    • The taxpayer creates at least 3,800 full-time new jobs at the facility during that seven-year period.

These exemptions continue to be available to eligible taxpayers who notified the SCDOR before Oct. 31, 2015.

New Jersey: Lawmakers considering legislation that punishes corporate inverters

Late last month, the pharmaceutical behemoths Pfizer and Allergan announced the completion of their $160 billion merger plan “to form the world’s biggest drug company by sales, in a deal that is mostly, if not exclusively, about tax,” reported Fortune Magazine. An Allergan press release disclosed that under the terms of the deal, the businesses will be combined and renamed “Pfizer plc,” and will trade on the New York Stock Exchange using the PFE ticker. The new company will maintain Allergan’s legal domicile in Ireland, locate its principal executive offices in Dublin, but base its global operations in New York.

Noting that the portfolio of drugs include the well-known Botox and Viagra, along with a pneumonia vaccine and treatments for Alzheimer’s and rheumatoid arthritis, Fortune characterized the merger as “the largest so-called inversion deal ever.” The deal allows U.S.-based Pfizer to reincorporate overseas and avoid U.S. tax liability while remaining, for all other intents and purposes, an American company.

Allergan operates its administrative headquarters out of Parsippany, New Jersey. Incensed by “handouts to wealthy corporations that avoid tax obligations,” New Jersey Sen. Shirley Turner has been working to prevent taxpayer funds from being used to subsidize companies that engage in tax-avoidance schemes, like inversions.In a mid-September press release, the senator quoted a study by the U.S. Public Interest Research Group revealing that states lost more than $39 billion in tax revenue in 2011, and that New Jersey was among the top five losers.

To stop this, the senator introduced S-2361, most recently amended on Dec. 7, 2015. This act would render an inverted domestic corporation ineligible for various types of financial aid, like state economic development grants and reimbursement of taxpayer-subsidized programs, such as Medicaid.

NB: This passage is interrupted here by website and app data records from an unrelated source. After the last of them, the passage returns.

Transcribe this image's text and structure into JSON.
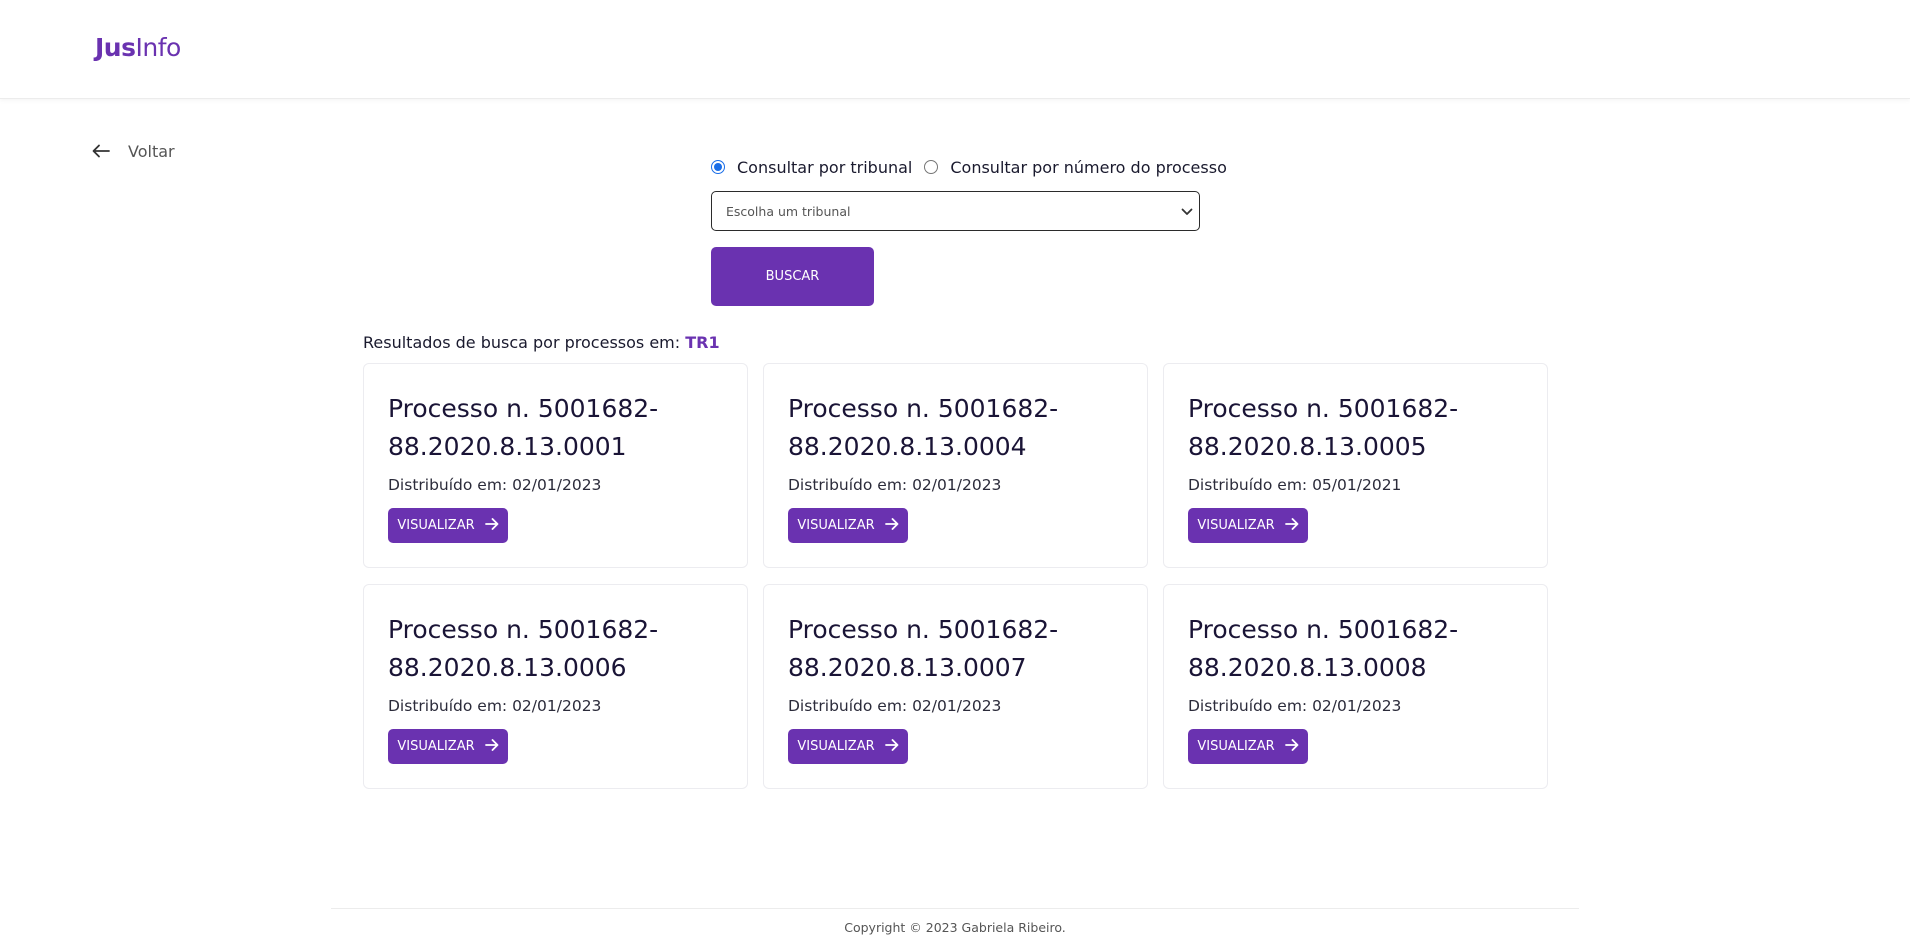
{
  "header": {
    "logo_bold": "Jus",
    "logo_rest": "Info"
  },
  "back": {
    "label": "Voltar",
    "icon": "arrow-left-icon"
  },
  "search": {
    "options": [
      {
        "label": "Consultar por tribunal",
        "checked": true
      },
      {
        "label": "Consultar por número do processo",
        "checked": false
      }
    ],
    "select_value": "Escolha um tribunal",
    "button_label": "BUSCAR"
  },
  "results": {
    "prefix": "Resultados de busca por processos em: ",
    "court": "TR1",
    "cards": [
      {
        "title": "Processo n. 5001682-88.2020.8.13.0001",
        "title_line1": "Processo n. 5001682-",
        "title_line2": "88.2020.8.13.0001",
        "date": "Distribuído em: 02/01/2023",
        "button": "VISUALIZAR"
      },
      {
        "title": "Processo n. 5001682-88.2020.8.13.0004",
        "title_line1": "Processo n. 5001682-",
        "title_line2": "88.2020.8.13.0004",
        "date": "Distribuído em: 02/01/2023",
        "button": "VISUALIZAR"
      },
      {
        "title": "Processo n. 5001682-88.2020.8.13.0005",
        "title_line1": "Processo n. 5001682-",
        "title_line2": "88.2020.8.13.0005",
        "date": "Distribuído em: 05/01/2021",
        "button": "VISUALIZAR"
      },
      {
        "title": "Processo n. 5001682-88.2020.8.13.0006",
        "title_line1": "Processo n. 5001682-",
        "title_line2": "88.2020.8.13.0006",
        "date": "Distribuído em: 02/01/2023",
        "button": "VISUALIZAR"
      },
      {
        "title": "Processo n. 5001682-88.2020.8.13.0007",
        "title_line1": "Processo n. 5001682-",
        "title_line2": "88.2020.8.13.0007",
        "date": "Distribuído em: 02/01/2023",
        "button": "VISUALIZAR"
      },
      {
        "title": "Processo n. 5001682-88.2020.8.13.0008",
        "title_line1": "Processo n. 5001682-",
        "title_line2": "88.2020.8.13.0008",
        "date": "Distribuído em: 02/01/2023",
        "button": "VISUALIZAR"
      }
    ]
  },
  "footer": {
    "text": "Copyright © 2023 Gabriela Ribeiro."
  },
  "colors": {
    "brand": "#6a32b0",
    "radio_active": "#1a6ee8"
  }
}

In addition, the legislative language now precludes inverters from receiving development contracts. To this end, it requires any applicant for a development subsidy to provide a standing certificate attesting to the legal status of the applicant, among other things. The language also now obliges any corporate recipient of a development subsidy that becomes an inverted domestic corporation during the term of a development subsidy to pay back the total value of the development subsidy.

Sen. Turner has also introduced legislation to prohibit the state’s pension board from investing in companies that have exploited the inversion tax loophole.

In reporting on the merger, Bloomberg recognized that New Jersey may be the first state to punish inverters. However, Gov. Chris Christie and other state Republicans oppose such prohibitions, preferring to deter overseas moves by lowering taxes. This is a position at odds with the Democratic controlled Senate that could result in a show down. Bloomberg notes that Dublin’s corporate tax rate is 12.5 percent, versus the 35 percent tax rate in the U.S.

New Jersey has awarded Pfizer with $48.28 million in various incentives, according to Sen. Turner. Bloomberg quoted her as wanting to “send a strong message to Pfizer as well as any other corporate deserters looking to do the same thing…They are parasites living off of our taxpayers, and it’s not like they’re going bankrupt by any means.”

COMMENT
+